● **Directions for this task**
The answer should be one number: how many lines in the records below contain the word "placeholder".

● **Information provided**
· · · · · · ·
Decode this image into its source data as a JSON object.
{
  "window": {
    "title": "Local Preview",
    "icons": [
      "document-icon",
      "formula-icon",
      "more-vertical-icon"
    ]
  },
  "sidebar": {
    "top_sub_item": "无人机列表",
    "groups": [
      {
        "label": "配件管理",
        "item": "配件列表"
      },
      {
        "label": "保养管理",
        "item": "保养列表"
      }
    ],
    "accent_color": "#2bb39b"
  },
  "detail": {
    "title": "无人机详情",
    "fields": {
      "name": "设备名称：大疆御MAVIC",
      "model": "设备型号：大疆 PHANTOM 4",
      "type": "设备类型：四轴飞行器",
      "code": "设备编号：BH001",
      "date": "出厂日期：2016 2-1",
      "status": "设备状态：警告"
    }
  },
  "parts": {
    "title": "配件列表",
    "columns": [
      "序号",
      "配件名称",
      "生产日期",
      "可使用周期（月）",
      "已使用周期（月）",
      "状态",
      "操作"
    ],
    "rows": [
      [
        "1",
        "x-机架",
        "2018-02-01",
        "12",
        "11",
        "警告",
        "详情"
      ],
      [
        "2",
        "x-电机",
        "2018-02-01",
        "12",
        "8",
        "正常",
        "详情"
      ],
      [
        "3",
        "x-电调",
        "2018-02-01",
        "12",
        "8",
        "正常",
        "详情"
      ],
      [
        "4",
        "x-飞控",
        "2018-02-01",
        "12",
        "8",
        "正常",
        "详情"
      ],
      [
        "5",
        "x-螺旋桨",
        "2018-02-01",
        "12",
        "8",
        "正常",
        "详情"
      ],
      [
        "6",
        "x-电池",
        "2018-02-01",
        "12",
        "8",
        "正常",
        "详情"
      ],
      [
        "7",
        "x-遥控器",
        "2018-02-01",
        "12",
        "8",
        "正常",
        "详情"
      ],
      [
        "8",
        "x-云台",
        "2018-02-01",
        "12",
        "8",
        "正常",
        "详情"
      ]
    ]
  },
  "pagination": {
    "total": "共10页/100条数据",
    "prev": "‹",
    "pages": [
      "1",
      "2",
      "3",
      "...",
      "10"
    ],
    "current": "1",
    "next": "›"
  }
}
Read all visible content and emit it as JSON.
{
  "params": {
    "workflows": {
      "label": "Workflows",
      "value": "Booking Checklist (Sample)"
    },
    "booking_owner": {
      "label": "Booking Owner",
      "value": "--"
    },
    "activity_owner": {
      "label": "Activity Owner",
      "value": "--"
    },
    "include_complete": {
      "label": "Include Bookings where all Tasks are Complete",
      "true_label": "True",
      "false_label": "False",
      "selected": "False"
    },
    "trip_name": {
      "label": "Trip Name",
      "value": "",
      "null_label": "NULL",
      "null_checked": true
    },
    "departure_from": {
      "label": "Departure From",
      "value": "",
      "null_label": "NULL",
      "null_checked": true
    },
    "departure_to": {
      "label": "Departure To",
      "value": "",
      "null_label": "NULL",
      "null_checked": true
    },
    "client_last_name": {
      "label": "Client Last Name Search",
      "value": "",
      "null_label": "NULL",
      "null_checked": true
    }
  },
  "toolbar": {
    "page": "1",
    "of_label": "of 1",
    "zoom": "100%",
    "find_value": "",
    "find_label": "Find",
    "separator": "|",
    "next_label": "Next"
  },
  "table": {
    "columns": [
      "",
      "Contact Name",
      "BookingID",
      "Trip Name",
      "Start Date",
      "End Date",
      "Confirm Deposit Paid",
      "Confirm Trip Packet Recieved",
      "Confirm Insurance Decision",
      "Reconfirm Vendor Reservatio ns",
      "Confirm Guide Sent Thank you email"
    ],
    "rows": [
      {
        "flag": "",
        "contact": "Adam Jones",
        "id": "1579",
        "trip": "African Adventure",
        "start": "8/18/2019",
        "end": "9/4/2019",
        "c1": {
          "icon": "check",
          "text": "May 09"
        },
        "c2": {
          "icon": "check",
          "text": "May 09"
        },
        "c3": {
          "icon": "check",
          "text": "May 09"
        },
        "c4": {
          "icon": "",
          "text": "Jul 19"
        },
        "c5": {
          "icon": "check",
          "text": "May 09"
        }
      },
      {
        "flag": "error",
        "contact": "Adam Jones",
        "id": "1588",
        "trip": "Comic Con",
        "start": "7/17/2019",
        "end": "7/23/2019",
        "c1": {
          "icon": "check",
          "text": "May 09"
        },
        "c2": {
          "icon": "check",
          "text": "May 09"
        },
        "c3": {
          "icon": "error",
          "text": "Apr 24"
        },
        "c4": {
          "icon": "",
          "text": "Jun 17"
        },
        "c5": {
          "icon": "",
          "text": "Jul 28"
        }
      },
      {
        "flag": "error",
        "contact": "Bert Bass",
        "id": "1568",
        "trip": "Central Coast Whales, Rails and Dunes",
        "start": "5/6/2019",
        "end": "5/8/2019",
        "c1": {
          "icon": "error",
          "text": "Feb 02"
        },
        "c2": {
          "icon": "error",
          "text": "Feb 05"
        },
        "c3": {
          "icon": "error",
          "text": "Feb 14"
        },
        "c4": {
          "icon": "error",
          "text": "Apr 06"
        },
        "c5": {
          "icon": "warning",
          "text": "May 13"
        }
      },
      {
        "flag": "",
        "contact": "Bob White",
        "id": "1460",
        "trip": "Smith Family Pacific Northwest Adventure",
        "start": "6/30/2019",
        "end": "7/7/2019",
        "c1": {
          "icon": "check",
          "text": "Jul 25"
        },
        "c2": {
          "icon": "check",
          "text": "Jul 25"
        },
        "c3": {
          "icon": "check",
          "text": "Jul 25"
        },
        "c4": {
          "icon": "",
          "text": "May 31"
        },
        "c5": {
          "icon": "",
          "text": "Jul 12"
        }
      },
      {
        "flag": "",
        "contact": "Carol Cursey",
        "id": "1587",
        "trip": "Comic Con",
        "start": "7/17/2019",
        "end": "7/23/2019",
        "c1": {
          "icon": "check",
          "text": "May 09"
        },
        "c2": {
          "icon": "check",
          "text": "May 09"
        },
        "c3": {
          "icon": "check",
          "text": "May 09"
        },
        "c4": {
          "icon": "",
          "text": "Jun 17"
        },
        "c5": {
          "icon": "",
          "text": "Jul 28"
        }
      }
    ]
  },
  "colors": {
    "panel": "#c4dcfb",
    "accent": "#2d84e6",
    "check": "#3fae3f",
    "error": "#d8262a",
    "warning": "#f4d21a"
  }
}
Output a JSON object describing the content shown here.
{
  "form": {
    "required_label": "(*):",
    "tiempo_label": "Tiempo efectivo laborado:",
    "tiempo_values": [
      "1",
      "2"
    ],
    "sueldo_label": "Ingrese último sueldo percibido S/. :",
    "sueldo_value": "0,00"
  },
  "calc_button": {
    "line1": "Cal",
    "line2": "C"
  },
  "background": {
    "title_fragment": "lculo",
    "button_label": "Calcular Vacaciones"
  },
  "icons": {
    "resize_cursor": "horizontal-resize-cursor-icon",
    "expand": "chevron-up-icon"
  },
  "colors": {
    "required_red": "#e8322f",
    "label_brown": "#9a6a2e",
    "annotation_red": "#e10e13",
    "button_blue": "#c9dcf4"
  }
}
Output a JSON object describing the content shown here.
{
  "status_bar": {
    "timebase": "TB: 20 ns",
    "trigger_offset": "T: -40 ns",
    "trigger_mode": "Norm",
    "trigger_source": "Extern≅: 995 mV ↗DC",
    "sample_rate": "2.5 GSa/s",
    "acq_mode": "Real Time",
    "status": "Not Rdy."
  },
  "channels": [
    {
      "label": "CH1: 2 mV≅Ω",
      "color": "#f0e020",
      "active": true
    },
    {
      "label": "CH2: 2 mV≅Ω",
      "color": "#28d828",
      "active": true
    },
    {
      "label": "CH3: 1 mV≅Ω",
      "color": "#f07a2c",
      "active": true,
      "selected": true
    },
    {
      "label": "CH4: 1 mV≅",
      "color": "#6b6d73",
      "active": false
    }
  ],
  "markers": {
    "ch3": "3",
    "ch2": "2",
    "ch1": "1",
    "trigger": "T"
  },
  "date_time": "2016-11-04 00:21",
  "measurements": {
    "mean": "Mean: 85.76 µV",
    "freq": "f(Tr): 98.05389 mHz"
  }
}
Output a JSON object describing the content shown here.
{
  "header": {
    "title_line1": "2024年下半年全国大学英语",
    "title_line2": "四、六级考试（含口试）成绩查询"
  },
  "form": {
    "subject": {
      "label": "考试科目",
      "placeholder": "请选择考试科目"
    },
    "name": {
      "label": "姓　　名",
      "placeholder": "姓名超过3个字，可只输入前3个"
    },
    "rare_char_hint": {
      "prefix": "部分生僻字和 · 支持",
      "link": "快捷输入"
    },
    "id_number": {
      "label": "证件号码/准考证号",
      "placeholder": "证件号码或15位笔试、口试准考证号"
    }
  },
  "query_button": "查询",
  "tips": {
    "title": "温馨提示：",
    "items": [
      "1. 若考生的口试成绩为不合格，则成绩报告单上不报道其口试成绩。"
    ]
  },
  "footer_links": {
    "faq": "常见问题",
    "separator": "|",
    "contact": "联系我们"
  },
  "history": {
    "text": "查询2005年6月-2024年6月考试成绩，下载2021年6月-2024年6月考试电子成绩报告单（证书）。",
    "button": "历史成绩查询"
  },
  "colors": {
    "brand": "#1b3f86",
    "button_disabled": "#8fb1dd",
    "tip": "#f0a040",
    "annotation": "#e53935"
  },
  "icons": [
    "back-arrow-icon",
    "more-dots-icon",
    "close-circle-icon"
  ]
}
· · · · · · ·
● **Exercise answer**
3